> **Work required**: Although the entries contain pictures, only their text goes into the copy, set down exactly.

____

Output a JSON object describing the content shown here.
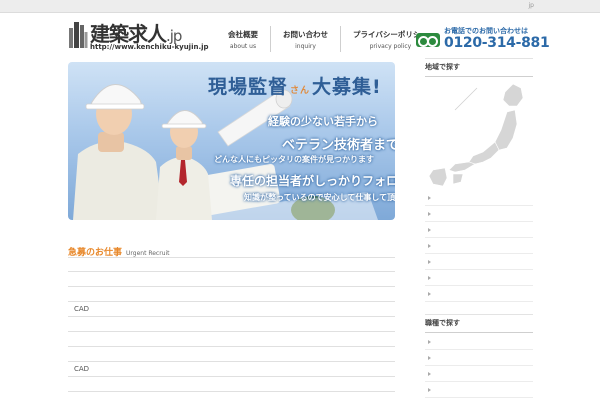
{
  "topbar": {
    "link": "jp"
  },
  "logo": {
    "title": "建築求人",
    "suffix": ".jp",
    "url": "http://www.kenchiku-kyujin.jp"
  },
  "nav": [
    {
      "jp": "会社概要",
      "en": "about us"
    },
    {
      "jp": "お問い合わせ",
      "en": "inquiry"
    },
    {
      "jp": "プライバシーポリシー",
      "en": "privacy policy"
    }
  ],
  "phone": {
    "label": "お電話でのお問い合わせは",
    "number": "0120-314-881",
    "icon": "free-dial-icon",
    "color": "#2c6aa8"
  },
  "hero": {
    "headline_main": "現場監督",
    "headline_san": "さん",
    "headline_end": "大募集!",
    "line1": "経験の少ない若手から",
    "line2": "ベテラン技術者まで",
    "line3": "どんな人にもピッタリの案件が見つかります",
    "line4": "専任の担当者がしっかりフォロー",
    "line5": "知識が整っているので安心して仕事して頂けます!"
  },
  "urgent": {
    "title_jp": "急募のお仕事",
    "title_en": "Urgent Recruit",
    "rows": [
      "",
      "",
      "",
      "CAD",
      "",
      "",
      "",
      "CAD",
      ""
    ]
  },
  "sidebar": {
    "region_title": "地域で探す",
    "region_rows": 8,
    "job_title": "職種で探す",
    "job_rows": 5
  },
  "colors": {
    "accent_orange": "#e8892c",
    "brand_blue": "#2c6aa8",
    "freedial_green": "#2c8a3e"
  }
}
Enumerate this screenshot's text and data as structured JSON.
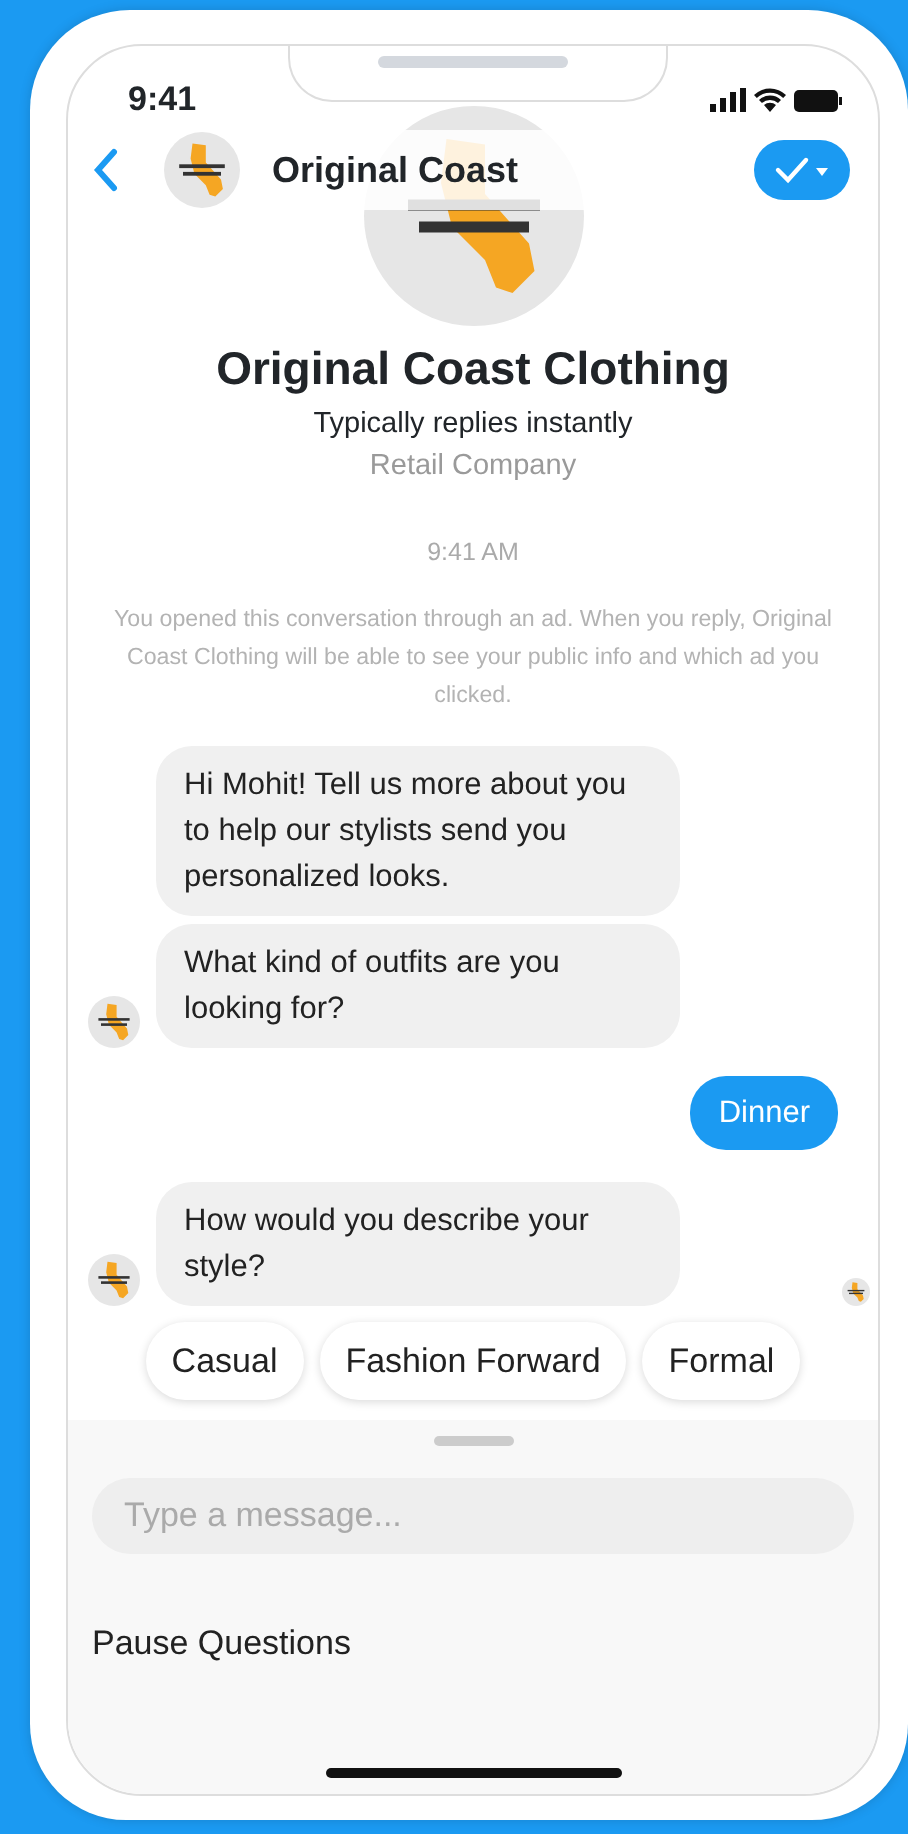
{
  "status_bar": {
    "time": "9:41"
  },
  "header": {
    "title": "Original Coast"
  },
  "profile": {
    "name": "Original Coast Clothing",
    "response_time": "Typically replies instantly",
    "category": "Retail Company"
  },
  "timestamp": "9:41 AM",
  "notice": "You opened this conversation through an ad. When you reply, Original Coast Clothing will be able to see your public info and which ad you clicked.",
  "messages": [
    {
      "kind": "incoming",
      "text": "Hi Mohit! Tell us more about you to help our stylists send you personalized looks.",
      "avatar": false
    },
    {
      "kind": "incoming",
      "text": "What kind of outfits are you looking for?",
      "avatar": true
    },
    {
      "kind": "outgoing",
      "text": "Dinner"
    },
    {
      "kind": "incoming",
      "text": "How would you describe your style?",
      "avatar": true
    }
  ],
  "seen": true,
  "quick_replies": [
    "Casual",
    "Fashion Forward",
    "Formal"
  ],
  "composer": {
    "placeholder": "Type a message..."
  },
  "menu": [
    "Pause Questions"
  ]
}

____

> **Your solution**:
Output a JSON object describing the content shown here.
{
  "topbar": {
    "link": "jp"
  },
  "logo": {
    "title": "建築求人",
    "suffix": ".jp",
    "url": "http://www.kenchiku-kyujin.jp"
  },
  "nav": [
    {
      "jp": "会社概要",
      "en": "about us"
    },
    {
      "jp": "お問い合わせ",
      "en": "inquiry"
    },
    {
      "jp": "プライバシーポリシー",
      "en": "privacy policy"
    }
  ],
  "phone": {
    "label": "お電話でのお問い合わせは",
    "number": "0120-314-881",
    "icon": "free-dial-icon",
    "color": "#2c6aa8"
  },
  "hero": {
    "headline_main": "現場監督",
    "headline_san": "さん",
    "headline_end": "大募集!",
    "line1": "経験の少ない若手から",
    "line2": "ベテラン技術者まで",
    "line3": "どんな人にもピッタリの案件が見つかります",
    "line4": "専任の担当者がしっかりフォロー",
    "line5": "知識が整っているので安心して仕事して頂けます!"
  },
  "urgent": {
    "title_jp": "急募のお仕事",
    "title_en": "Urgent Recruit",
    "rows": [
      "",
      "",
      "",
      "CAD",
      "",
      "",
      "",
      "CAD",
      ""
    ]
  },
  "sidebar": {
    "region_title": "地域で探す",
    "region_rows": 8,
    "job_title": "職種で探す",
    "job_rows": 5
  },
  "colors": {
    "accent_orange": "#e8892c",
    "brand_blue": "#2c6aa8",
    "freedial_green": "#2c8a3e"
  }
}
Enumerate this screenshot's text and data as structured JSON.
{
  "status_bar": {
    "time": "9:41"
  },
  "header": {
    "title": "Original Coast"
  },
  "profile": {
    "name": "Original Coast Clothing",
    "response_time": "Typically replies instantly",
    "category": "Retail Company"
  },
  "timestamp": "9:41 AM",
  "notice": "You opened this conversation through an ad. When you reply, Original Coast Clothing will be able to see your public info and which ad you clicked.",
  "messages": [
    {
      "kind": "incoming",
      "text": "Hi Mohit! Tell us more about you to help our stylists send you personalized looks.",
      "avatar": false
    },
    {
      "kind": "incoming",
      "text": "What kind of outfits are you looking for?",
      "avatar": true
    },
    {
      "kind": "outgoing",
      "text": "Dinner"
    },
    {
      "kind": "incoming",
      "text": "How would you describe your style?",
      "avatar": true
    }
  ],
  "seen": true,
  "quick_replies": [
    "Casual",
    "Fashion Forward",
    "Formal"
  ],
  "composer": {
    "placeholder": "Type a message..."
  },
  "menu": [
    "Pause Questions"
  ]
}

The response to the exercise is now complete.